Developers gather different groups of investors for their various projects, which is not unusual. But in many states, your legal rights change if you did not contract with the owner of the property. Since the whole purpose of setting up these entities is to protect owners' assets, it is important to ask questions to satisfy yourself that this is someone you want to do business with.
Additionally, it is advisable to monitor the availability of funding throughout the project. One of the ways that projects get into financial trouble is if the owner doesn't borrow enough money up front so that overruns or change orders have no funding. In the “old days” of a year ago, most lenders would probably just choose to advance additional loan dollars to avoid seeing projects stopped and their collateral deteriorate.
Currently, there is a much higher risk that the lender will not step up. The new 2007 AIA A201 general conditions no longer give a contractor the right to demand additional financial information unless “cause” exists, so if that form of document is used, the contractors should make sure they have the right to monitor release of loan funds to ensure that there will be enough to cover their costs. They should further provide that they can stop work or refuse to perform changes unless adequate evidence of ongoing financing is produced.
It also is important to watch for signs of financial distress. If you have been in business long, you know what I am talking about — people being laid off, slow pay, short payments with suspicious excuses and less equipment or materials on site. Listen for news of other projects being built by the same owners or contractors. You do not want to be the last passenger on a ship that is going down.
Contractors also should get funds put in escrow. Particularly for residential construction, it is typical for contractors to insist that loan proceeds be placed with a title company or other escrow service under a clear agreement that requires the escrow agent to use them only for this project. The agreement should be reviewed by your lawyer to make sure that it protects your interests.
It also is a good idea to develop written agreements for service work and take credit cards. It is much easier to enforce your rights for service work if you can show that the customer was provided all your rates and charges and signed off on an estimate before the work was done. Your lawyer can help you develop forms that will hold up in court.
You also should know your lien rights and develop a cost-effective system for using them.

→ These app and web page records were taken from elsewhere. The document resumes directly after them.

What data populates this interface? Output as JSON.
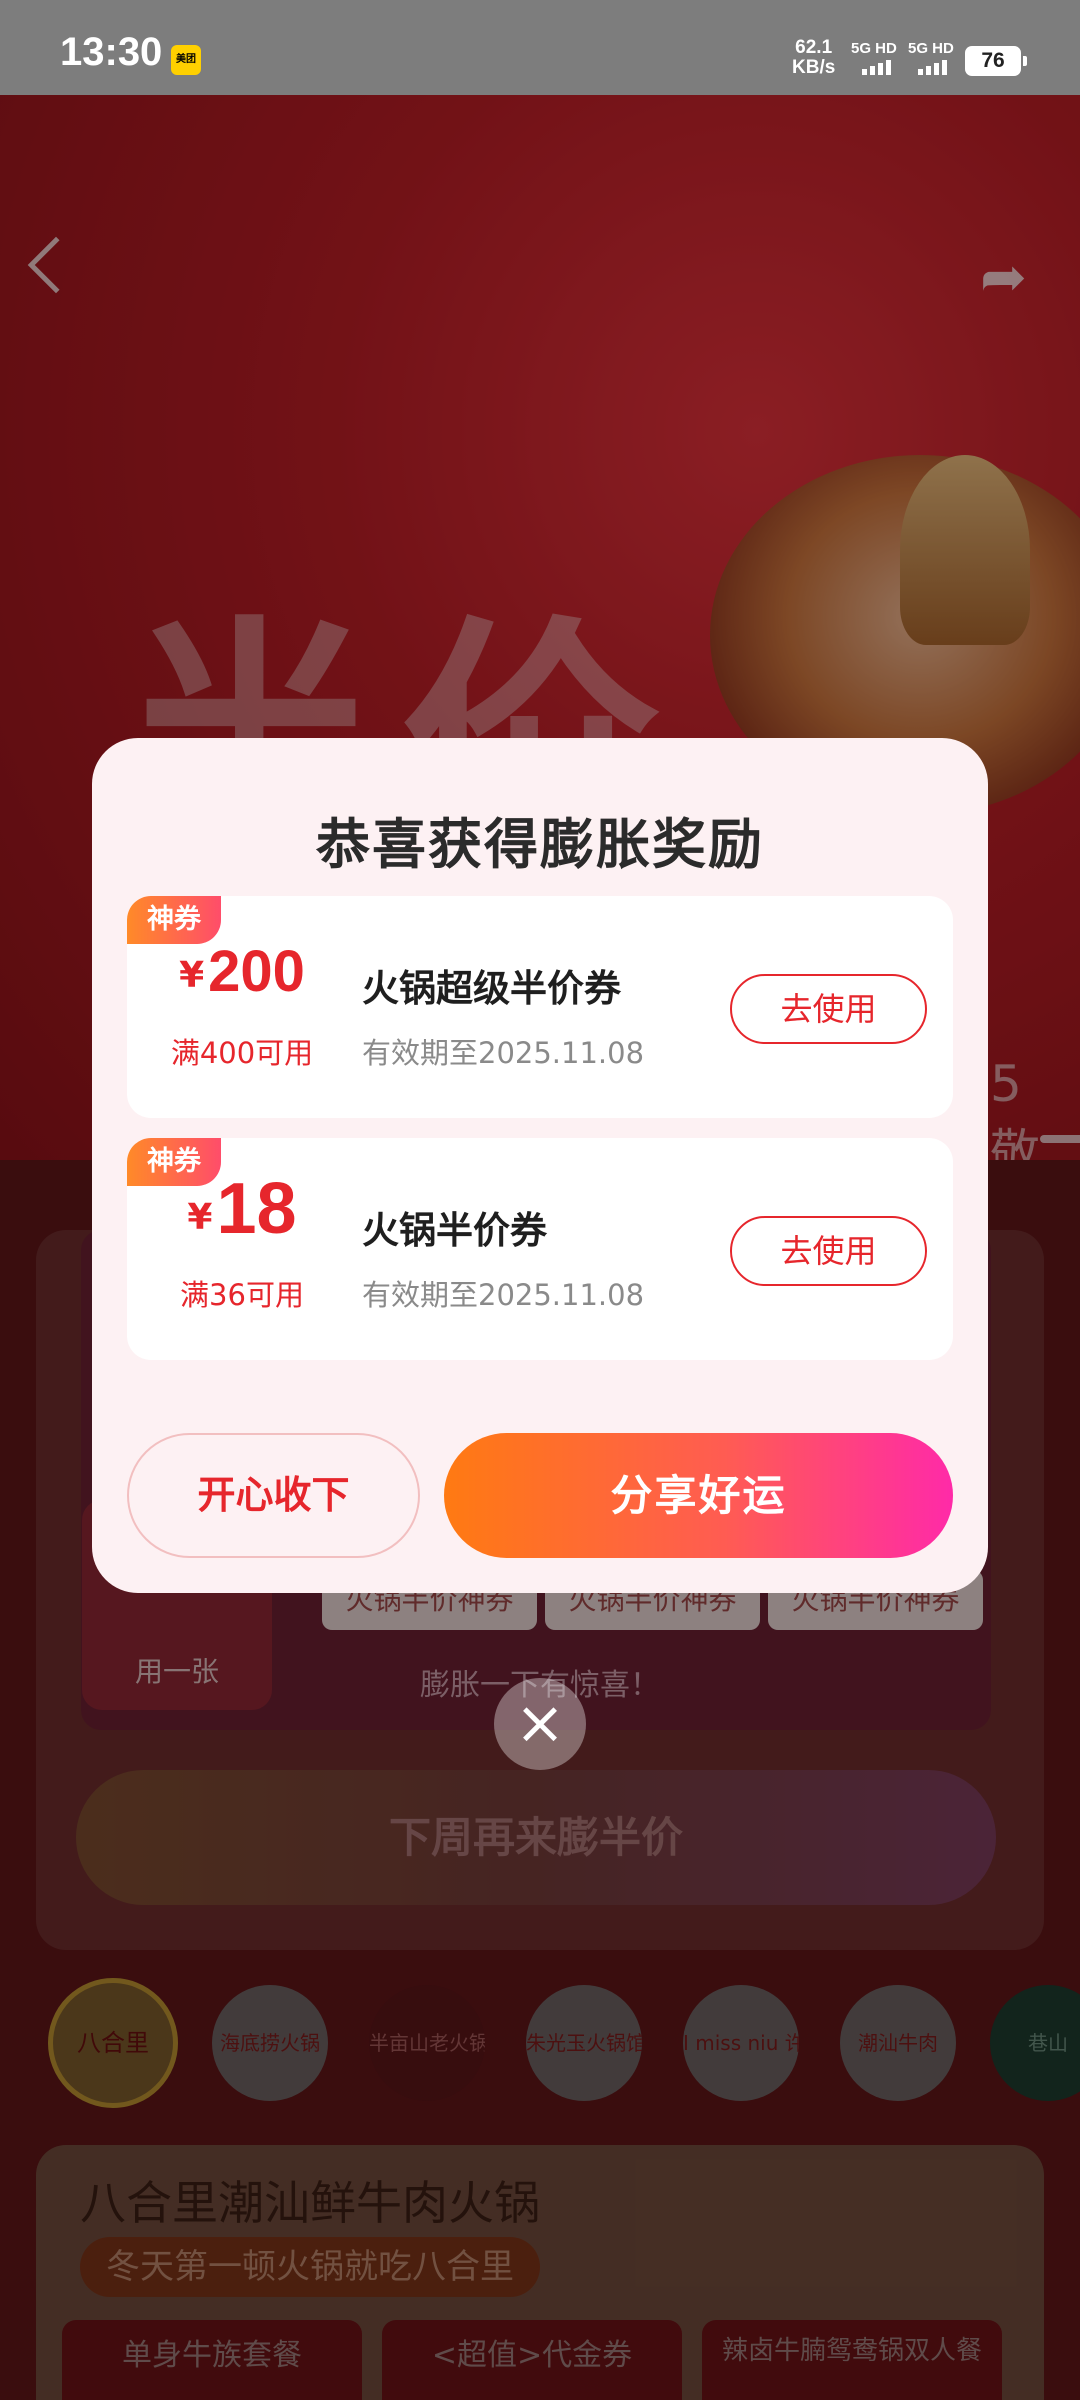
{
  "status_bar": {
    "time": "13:30",
    "app_badge": "美团",
    "speed_value": "62.1",
    "speed_unit": "KB/s",
    "sim1": "5G HD",
    "sim2": "5G HD",
    "battery": "76"
  },
  "background": {
    "hero_title": "半价",
    "side_text": "5 敬",
    "use_one_label": "用一张",
    "slot_labels": [
      "火锅半价神券",
      "火锅半价神券",
      "火锅半价神券"
    ],
    "hint": "膨胀一下有惊喜！",
    "next_week_button": "下周再来膨半价",
    "brands": [
      "八合里",
      "海底捞火锅",
      "半亩山老火锅",
      "朱光玉火锅馆",
      "I miss niu 许府牛",
      "潮汕牛肉",
      "巷山"
    ],
    "promo_title": "八合里潮汕鲜牛肉火锅",
    "promo_subtitle": "冬天第一顿火锅就吃八合里",
    "promo_tiles": [
      "单身牛族套餐",
      "<超值>代金券",
      "辣卤牛腩鸳鸯锅双人餐"
    ]
  },
  "dialog": {
    "title": "恭喜获得膨胀奖励",
    "coupons": [
      {
        "tag": "神券",
        "currency": "¥",
        "amount": "200",
        "condition": "满400可用",
        "name": "火锅超级半价券",
        "validity": "有效期至2025.11.08",
        "button": "去使用"
      },
      {
        "tag": "神券",
        "currency": "¥",
        "amount": "18",
        "condition": "满36可用",
        "name": "火锅半价券",
        "validity": "有效期至2025.11.08",
        "button": "去使用"
      }
    ],
    "accept_button": "开心收下",
    "share_button": "分享好运",
    "close_icon": "close-icon"
  }
}
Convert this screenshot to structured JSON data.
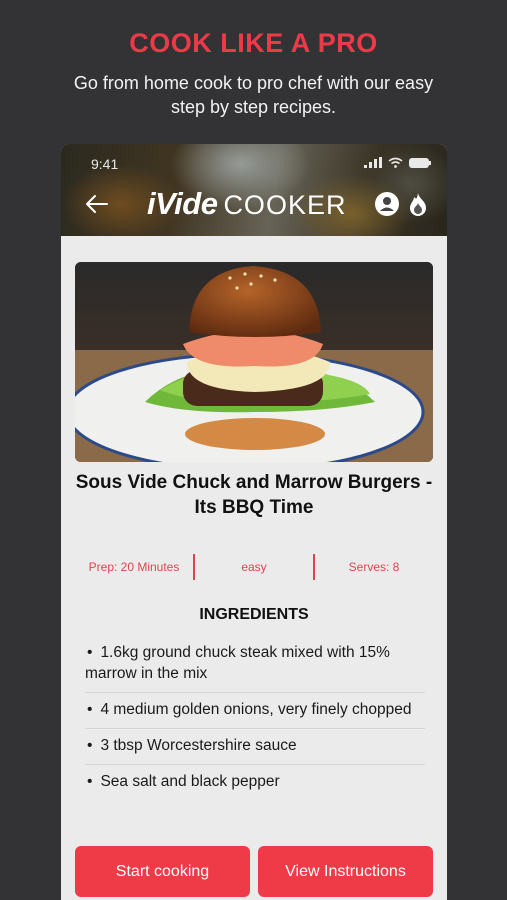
{
  "promo": {
    "headline": "COOK LIKE A PRO",
    "subtitle": "Go from home cook to pro chef with our easy step by step recipes."
  },
  "status_bar": {
    "time": "9:41"
  },
  "header": {
    "brand_bold": "iVide",
    "brand_light": "COOKER",
    "icons": [
      "back-arrow-icon",
      "user-icon",
      "flame-icon"
    ]
  },
  "recipe": {
    "title": "Sous Vide Chuck and Marrow Burgers - Its BBQ Time",
    "prep": "Prep: 20 Minutes",
    "difficulty": "easy",
    "serves": "Serves: 8"
  },
  "ingredients": {
    "heading": "INGREDIENTS",
    "items": [
      "1.6kg ground chuck steak mixed with 15% marrow in the mix",
      "4 medium golden onions, very finely chopped",
      "3 tbsp Worcestershire sauce",
      "Sea salt and black pepper"
    ]
  },
  "actions": {
    "start_label": "Start cooking",
    "instructions_label": "View Instructions"
  },
  "colors": {
    "accent": "#ef3a47",
    "background": "#333335",
    "panel": "#ebebeb"
  }
}
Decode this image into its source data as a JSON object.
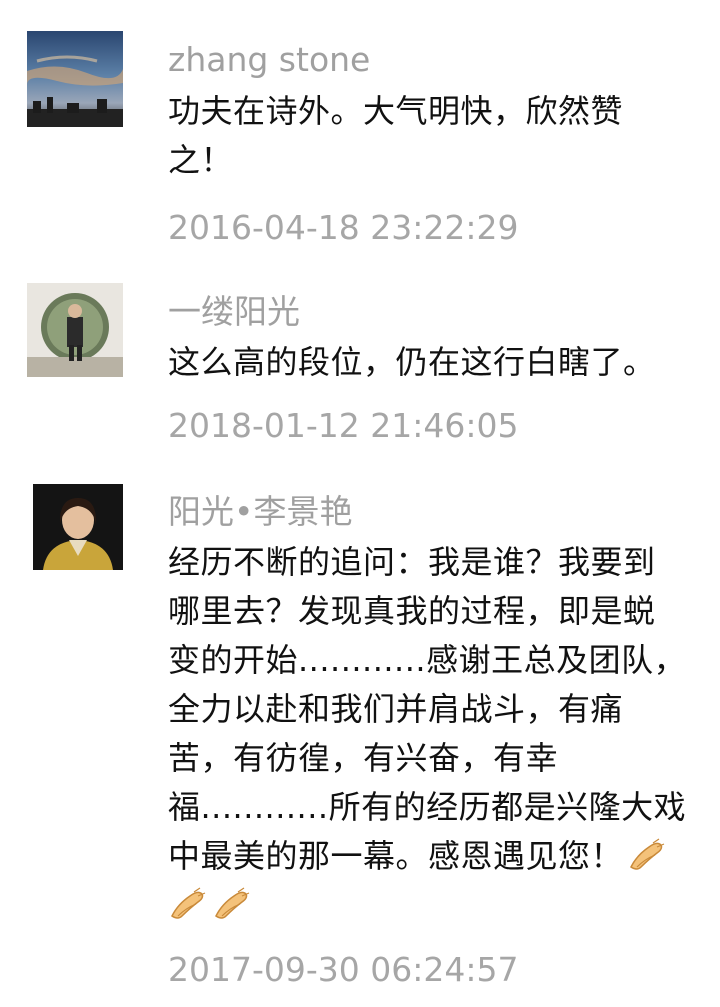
{
  "comments": [
    {
      "username": "zhang stone",
      "lines": [
        "功夫在诗外。大气明快，欣然赞",
        "之！"
      ],
      "timestamp": "2016-04-18 23:22:29",
      "avatar_icon": "sky-photo-avatar"
    },
    {
      "username": "一缕阳光",
      "lines": [
        "这么高的段位，仍在这行白瞎了。"
      ],
      "timestamp": "2018-01-12 21:46:05",
      "avatar_icon": "moon-gate-photo-avatar"
    },
    {
      "username": "阳光•李景艳",
      "lines": [
        "经历不断的追问：我是谁？我要到",
        "哪里去？发现真我的过程，即是蜕",
        "变的开始............感谢王总及团队，",
        "全力以赴和我们并肩战斗，有痛",
        "苦，有彷徨，有兴奋，有幸",
        "福............所有的经历都是兴隆大戏",
        "中最美的那一幕。感恩遇见您！"
      ],
      "timestamp": "2017-09-30 06:24:57",
      "avatar_icon": "portrait-photo-avatar",
      "emoji_icon": "pray-hands-emoji",
      "emoji_count_line7": 1,
      "emoji_count_line8": 2
    }
  ],
  "colors": {
    "username": "#a0a0a0",
    "content": "#111111",
    "timestamp": "#a6a6a6",
    "background": "#ffffff"
  }
}
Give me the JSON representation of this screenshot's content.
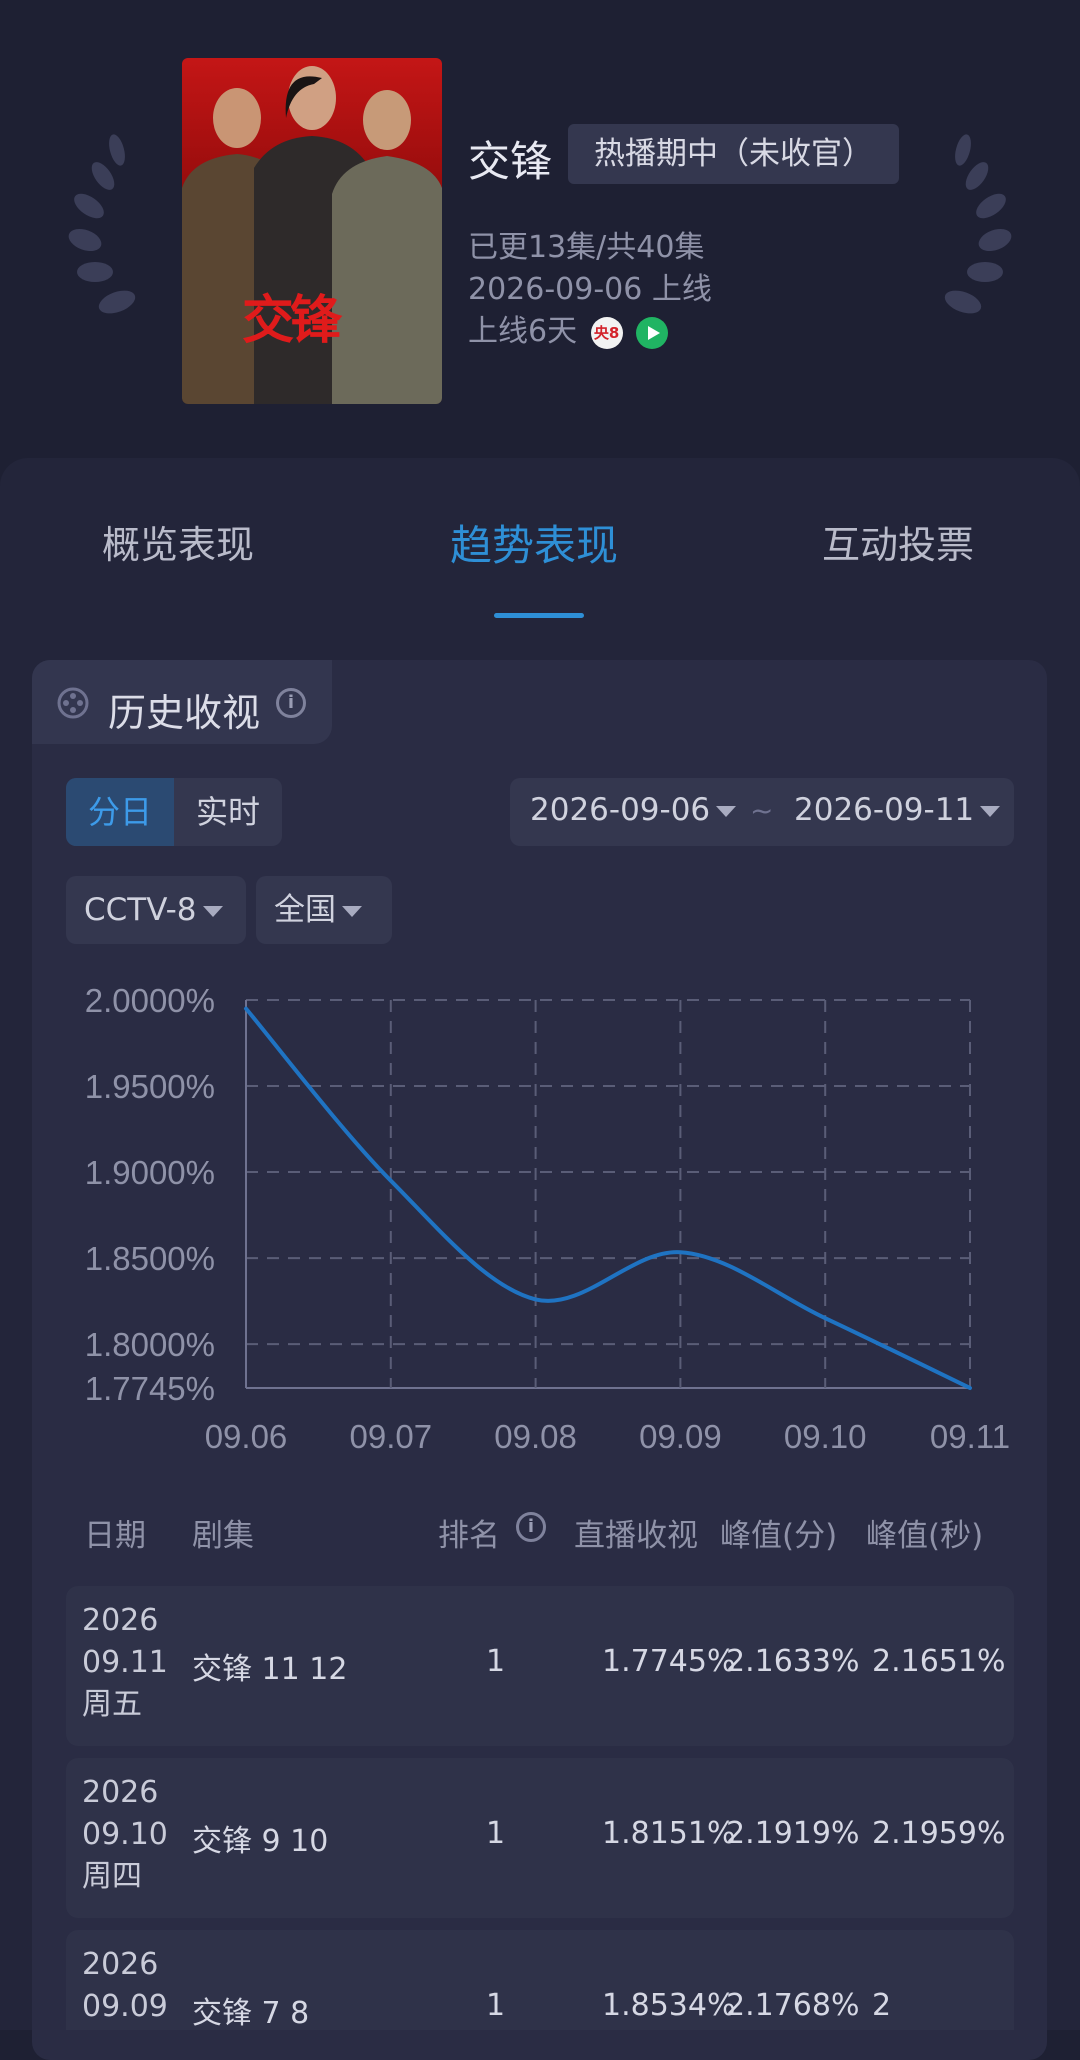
{
  "show": {
    "title": "交锋",
    "status": "热播期中（未收官）",
    "episodes": "已更13集/共40集",
    "release": "2026-09-06 上线",
    "days_online": "上线6天",
    "channel_icon_text": "央8",
    "poster_title": "交锋",
    "icons": [
      "laurel-icon",
      "cctv8-icon",
      "play-icon"
    ]
  },
  "tabs": [
    "概览表现",
    "趋势表现",
    "互动投票"
  ],
  "section": {
    "title": "历史收视"
  },
  "controls": {
    "mode_daily": "分日",
    "mode_realtime": "实时",
    "date_from": "2026-09-06",
    "date_sep": "~",
    "date_to": "2026-09-11",
    "channel": "CCTV-8",
    "region": "全国"
  },
  "chart_data": {
    "type": "line",
    "categories": [
      "09.06",
      "09.07",
      "09.08",
      "09.09",
      "09.10",
      "09.11"
    ],
    "series": [
      {
        "values": [
          1.995,
          1.895,
          1.826,
          1.8534,
          1.8151,
          1.7745
        ]
      }
    ],
    "ytick_labels": [
      "2.0000%",
      "1.9500%",
      "1.9000%",
      "1.8500%",
      "1.8000%",
      "1.7745%"
    ],
    "yticks": [
      2.0,
      1.95,
      1.9,
      1.85,
      1.8,
      1.7745
    ],
    "ylim": [
      1.7745,
      2.0
    ],
    "grid": true,
    "color": "#1f73c2"
  },
  "table": {
    "headers": [
      "日期",
      "剧集",
      "排名",
      "直播收视",
      "峰值(分)",
      "峰值(秒)"
    ],
    "rows": [
      {
        "year": "2026",
        "date": "09.11",
        "weekday": "周五",
        "episode": "交锋 11 12",
        "rank": "1",
        "live": "1.7745%",
        "peak_min": "2.1633%",
        "peak_sec": "2.1651%"
      },
      {
        "year": "2026",
        "date": "09.10",
        "weekday": "周四",
        "episode": "交锋 9 10",
        "rank": "1",
        "live": "1.8151%",
        "peak_min": "2.1919%",
        "peak_sec": "2.1959%"
      },
      {
        "year": "2026",
        "date": "09.09",
        "weekday": "",
        "episode": "交锋 7 8",
        "rank": "1",
        "live": "1.8534%",
        "peak_min": "2.1768%",
        "peak_sec": "2"
      }
    ]
  }
}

Again, this should be a last resort, but it is an effective tool to protect the rights of contractors.
Susan McGreevy is a partner at Stinson, Morrision, Hecker LLP, Kansas City, Mo., 816/842-4800, e-mail to [email protected].